The weighted average of Raipur Energen’s coal blend, calculated as per thermal industry conventions, adds up to a net calorific value of less than 3,000 kilocalories per kg – far below the 3,600 kilocalories per kg-4,000 kilocalories per kg value declared by the power station.
Scroll.in asked the company how it had operated the plant with low-quality coal. There was no response to the question.
Seen another way, to produce the electricity that it did in 2021 with 5.5 million tonnes of the quality of the coal that arrived at Raipur Energen that year, experts say the plant would have had to be operating at an extremely high thermal efficiency. “An efficiency that high may be possible on paper, but is only achievable in the most optimum working conditions such as extremely good quality coal and high plant load factor,” said Shripad Dharmadhikary, analyst at the energy and environment non-profit Manthan Adhyayan Kendra.
There are more questions that arise from the company’s declarations. The Union power ministry’s records show that the total ash content in the coal Raipur Energen used in the 2021-’22 financial year was 2.04 million tonnes. If 47% of Raipur Energen’s coal supply was reject coal with average ash content 65% (an assumption on the lower side – for most months, it was higher), experts say the rest of the coal would have had to have around 17% ash content. In India, coal of such low ash content is unheard of. Raipur Energen relies entirely on domestic coal, according to its environmental filings.
The lack of clarity on how Adani Power managed to use large quantities of low-quality reject coal in a supercritical thermal power station necessitates a closer look at its operations by government authorities, activists say.
A dip in reserves
There is another reason why activists are concerned about the use of coal mined from Parsa East and Kanta Basan.
In 2011, when the Parsa East and Kanta Basan mine was cleared for mining, the amount of mineable coal was calculated to be 137 million tonnes. The mineral was to be extracted over 15 years, according to the mining plan.
However, just nine years later, in September 2020, the Rajasthan Rajya Vidyut Utpadan Nigam Limited wrote to the Union environment ministry stating that only about 20 million tonnes of coal reserves were left in the mine.

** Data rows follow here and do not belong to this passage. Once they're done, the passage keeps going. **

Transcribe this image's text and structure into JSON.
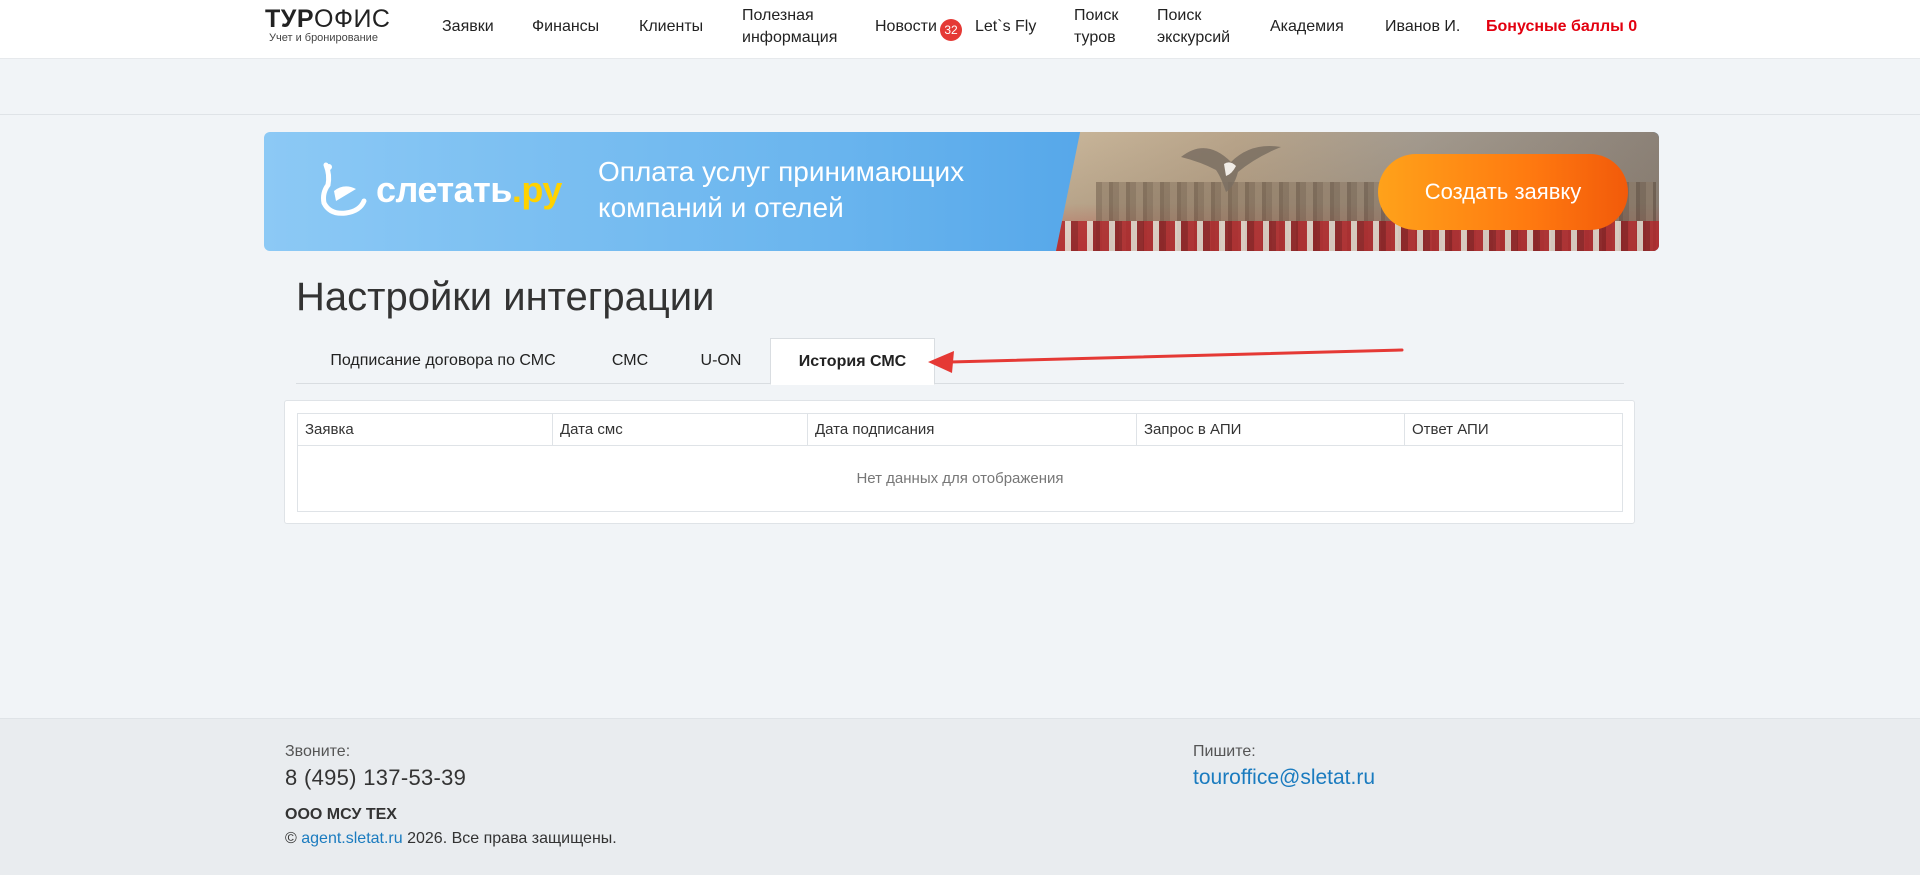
{
  "header": {
    "logo_bold": "ТУР",
    "logo_light": "ОФИС",
    "logo_sub": "Учет и бронирование",
    "nav": [
      {
        "label": "Заявки"
      },
      {
        "label": "Финансы"
      },
      {
        "label": "Клиенты"
      },
      {
        "label": "Полезная информация"
      },
      {
        "label": "Новости"
      },
      {
        "label": "Let`s Fly"
      },
      {
        "label": "Поиск туров"
      },
      {
        "label": "Поиск экскурсий"
      },
      {
        "label": "Академия"
      },
      {
        "label": "Иванов И."
      }
    ],
    "news_badge": "32",
    "bonus_label": "Бонусные баллы 0",
    "bonus_color": "#e3000f"
  },
  "banner": {
    "brand_main": "слетать",
    "brand_suffix": ".ру",
    "text": "Оплата услуг принимающих компаний и отелей",
    "button_label": "Создать заявку",
    "button_color": "#ff7a10"
  },
  "page": {
    "title": "Настройки интеграции",
    "tabs": [
      {
        "label": "Подписание договора по СМС",
        "active": false
      },
      {
        "label": "СМС",
        "active": false
      },
      {
        "label": "U-ON",
        "active": false
      },
      {
        "label": "История СМС",
        "active": true
      }
    ],
    "grid": {
      "columns": [
        "Заявка",
        "Дата смс",
        "Дата подписания",
        "Запрос в АПИ",
        "Ответ АПИ"
      ],
      "empty_text": "Нет данных для отображения"
    },
    "annotation_color": "#e53935"
  },
  "footer": {
    "call_label": "Звоните:",
    "phone": "8 (495) 137-53-39",
    "write_label": "Пишите:",
    "email": "touroffice@sletat.ru",
    "company": "ООО МСУ ТЕХ",
    "copy_prefix": "©",
    "copy_link": "agent.sletat.ru",
    "copy_suffix": "2026. Все права защищены.",
    "link_color": "#1a7bbf"
  }
}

The faster-than-expected exhaustion of the mine’s coal reserves was attributed to two reasons. First, the annual production capacity had been enhanced from 10 tonnes million to 15 million tonnes from September 2018.
But more critically, the letter stated that almost 55 million tonnes of coal – 40% of the total mine capacity – could not be mined as it was “locked in working benches”, or the horizontal steps created to go deeper into the opencast mine. The original plan, the letter contended, had “missed some important safety factors” resulting in the miscalculation of the mineable reserves.
The Union coal ministry did not respond to Scroll.in’s query about whether it had independently examined Rajasthan Rajya Vidyut Utpadan Nigam Limited’s explanation about the premature depletion of coal in the mine.
To ensure steady coal supply to the Rajasthan power stations, the state company asked the government to allow it to expand the mining area. This second phase of the Parsa East and Kanta Basan project, also known as the extension project, would necessitate the felling of almost 2.5 lakh trees over an area of 1,137 hectares, and would displace the village of Ghatbarra entirely.
In 2016, the Chhattisgarh government annulled the forest rights conferred to the Adivasi residents of the village in 2013 under the Forest Rights Act in order to accommodate coal mining.
For nearly 10 months, hundreds of people have been sitting on an indefinite protest, asking for the company’s proposal to be rejected.
“Mining here will not only displace us, it will also displace our gods who reside in the forest,” said Jainandan Singh Porte, the sarpanch of the village, vowing to keep opposing the mining projects.
“We will not give up fighting,” he said. “Not at any cost.”